- Directions for this task -
An exact copy of all the data below is required.

- Material provided -
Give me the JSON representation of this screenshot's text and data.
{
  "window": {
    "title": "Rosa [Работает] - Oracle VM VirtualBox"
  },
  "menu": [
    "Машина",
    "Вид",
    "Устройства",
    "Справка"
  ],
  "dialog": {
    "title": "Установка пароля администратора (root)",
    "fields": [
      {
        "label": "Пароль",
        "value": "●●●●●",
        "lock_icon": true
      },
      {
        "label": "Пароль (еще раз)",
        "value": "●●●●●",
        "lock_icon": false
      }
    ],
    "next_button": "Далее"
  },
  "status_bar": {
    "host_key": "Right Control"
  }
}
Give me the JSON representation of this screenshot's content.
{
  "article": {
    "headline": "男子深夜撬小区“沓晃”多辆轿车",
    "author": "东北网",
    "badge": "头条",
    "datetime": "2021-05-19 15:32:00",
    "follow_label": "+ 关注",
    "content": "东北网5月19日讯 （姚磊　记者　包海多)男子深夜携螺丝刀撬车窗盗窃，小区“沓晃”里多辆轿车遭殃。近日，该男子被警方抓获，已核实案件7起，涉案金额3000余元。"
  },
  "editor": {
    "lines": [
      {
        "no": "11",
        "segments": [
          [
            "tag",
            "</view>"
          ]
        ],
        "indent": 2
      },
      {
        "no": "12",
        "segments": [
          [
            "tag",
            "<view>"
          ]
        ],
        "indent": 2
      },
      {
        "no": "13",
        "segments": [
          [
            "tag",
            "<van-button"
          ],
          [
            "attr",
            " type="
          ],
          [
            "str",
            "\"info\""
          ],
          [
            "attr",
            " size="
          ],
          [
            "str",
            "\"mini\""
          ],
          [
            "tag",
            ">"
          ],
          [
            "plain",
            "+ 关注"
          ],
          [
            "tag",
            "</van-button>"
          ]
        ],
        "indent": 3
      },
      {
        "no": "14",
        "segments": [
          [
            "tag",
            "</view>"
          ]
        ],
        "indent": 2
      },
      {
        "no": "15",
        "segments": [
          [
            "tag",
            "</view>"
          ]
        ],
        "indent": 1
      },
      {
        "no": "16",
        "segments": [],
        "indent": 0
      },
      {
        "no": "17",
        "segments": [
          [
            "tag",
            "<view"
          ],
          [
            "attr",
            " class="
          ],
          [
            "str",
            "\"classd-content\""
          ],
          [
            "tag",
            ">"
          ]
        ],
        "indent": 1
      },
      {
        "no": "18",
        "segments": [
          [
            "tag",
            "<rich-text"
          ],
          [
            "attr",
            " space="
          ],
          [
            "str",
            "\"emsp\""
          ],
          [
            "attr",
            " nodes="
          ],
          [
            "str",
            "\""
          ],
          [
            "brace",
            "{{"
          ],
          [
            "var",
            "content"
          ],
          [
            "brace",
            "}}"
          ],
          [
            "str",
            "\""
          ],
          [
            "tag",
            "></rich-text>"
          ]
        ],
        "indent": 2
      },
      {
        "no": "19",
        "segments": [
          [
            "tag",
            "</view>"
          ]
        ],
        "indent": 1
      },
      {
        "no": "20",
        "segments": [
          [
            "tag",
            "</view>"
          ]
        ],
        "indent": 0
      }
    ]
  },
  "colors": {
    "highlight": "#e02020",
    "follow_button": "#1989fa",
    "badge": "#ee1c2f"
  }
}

- Written solution -
Give me the JSON representation of this screenshot's text and data.
{
  "window": {
    "title": "Rosa [Работает] - Oracle VM VirtualBox"
  },
  "menu": [
    "Машина",
    "Вид",
    "Устройства",
    "Справка"
  ],
  "dialog": {
    "title": "Установка пароля администратора (root)",
    "fields": [
      {
        "label": "Пароль",
        "value": "●●●●●",
        "lock_icon": true
      },
      {
        "label": "Пароль (еще раз)",
        "value": "●●●●●",
        "lock_icon": false
      }
    ],
    "next_button": "Далее"
  },
  "status_bar": {
    "host_key": "Right Control"
  }
}
Give me the JSON representation of this screenshot's content.
{
  "article": {
    "headline": "男子深夜撬小区“沓晃”多辆轿车",
    "author": "东北网",
    "badge": "头条",
    "datetime": "2021-05-19 15:32:00",
    "follow_label": "+ 关注",
    "content": "东北网5月19日讯 （姚磊　记者　包海多)男子深夜携螺丝刀撬车窗盗窃，小区“沓晃”里多辆轿车遭殃。近日，该男子被警方抓获，已核实案件7起，涉案金额3000余元。"
  },
  "editor": {
    "lines": [
      {
        "no": "11",
        "segments": [
          [
            "tag",
            "</view>"
          ]
        ],
        "indent": 2
      },
      {
        "no": "12",
        "segments": [
          [
            "tag",
            "<view>"
          ]
        ],
        "indent": 2
      },
      {
        "no": "13",
        "segments": [
          [
            "tag",
            "<van-button"
          ],
          [
            "attr",
            " type="
          ],
          [
            "str",
            "\"info\""
          ],
          [
            "attr",
            " size="
          ],
          [
            "str",
            "\"mini\""
          ],
          [
            "tag",
            ">"
          ],
          [
            "plain",
            "+ 关注"
          ],
          [
            "tag",
            "</van-button>"
          ]
        ],
        "indent": 3
      },
      {
        "no": "14",
        "segments": [
          [
            "tag",
            "</view>"
          ]
        ],
        "indent": 2
      },
      {
        "no": "15",
        "segments": [
          [
            "tag",
            "</view>"
          ]
        ],
        "indent": 1
      },
      {
        "no": "16",
        "segments": [],
        "indent": 0
      },
      {
        "no": "17",
        "segments": [
          [
            "tag",
            "<view"
          ],
          [
            "attr",
            " class="
          ],
          [
            "str",
            "\"classd-content\""
          ],
          [
            "tag",
            ">"
          ]
        ],
        "indent": 1
      },
      {
        "no": "18",
        "segments": [
          [
            "tag",
            "<rich-text"
          ],
          [
            "attr",
            " space="
          ],
          [
            "str",
            "\"emsp\""
          ],
          [
            "attr",
            " nodes="
          ],
          [
            "str",
            "\""
          ],
          [
            "brace",
            "{{"
          ],
          [
            "var",
            "content"
          ],
          [
            "brace",
            "}}"
          ],
          [
            "str",
            "\""
          ],
          [
            "tag",
            "></rich-text>"
          ]
        ],
        "indent": 2
      },
      {
        "no": "19",
        "segments": [
          [
            "tag",
            "</view>"
          ]
        ],
        "indent": 1
      },
      {
        "no": "20",
        "segments": [
          [
            "tag",
            "</view>"
          ]
        ],
        "indent": 0
      }
    ]
  },
  "colors": {
    "highlight": "#e02020",
    "follow_button": "#1989fa",
    "badge": "#ee1c2f"
  }
}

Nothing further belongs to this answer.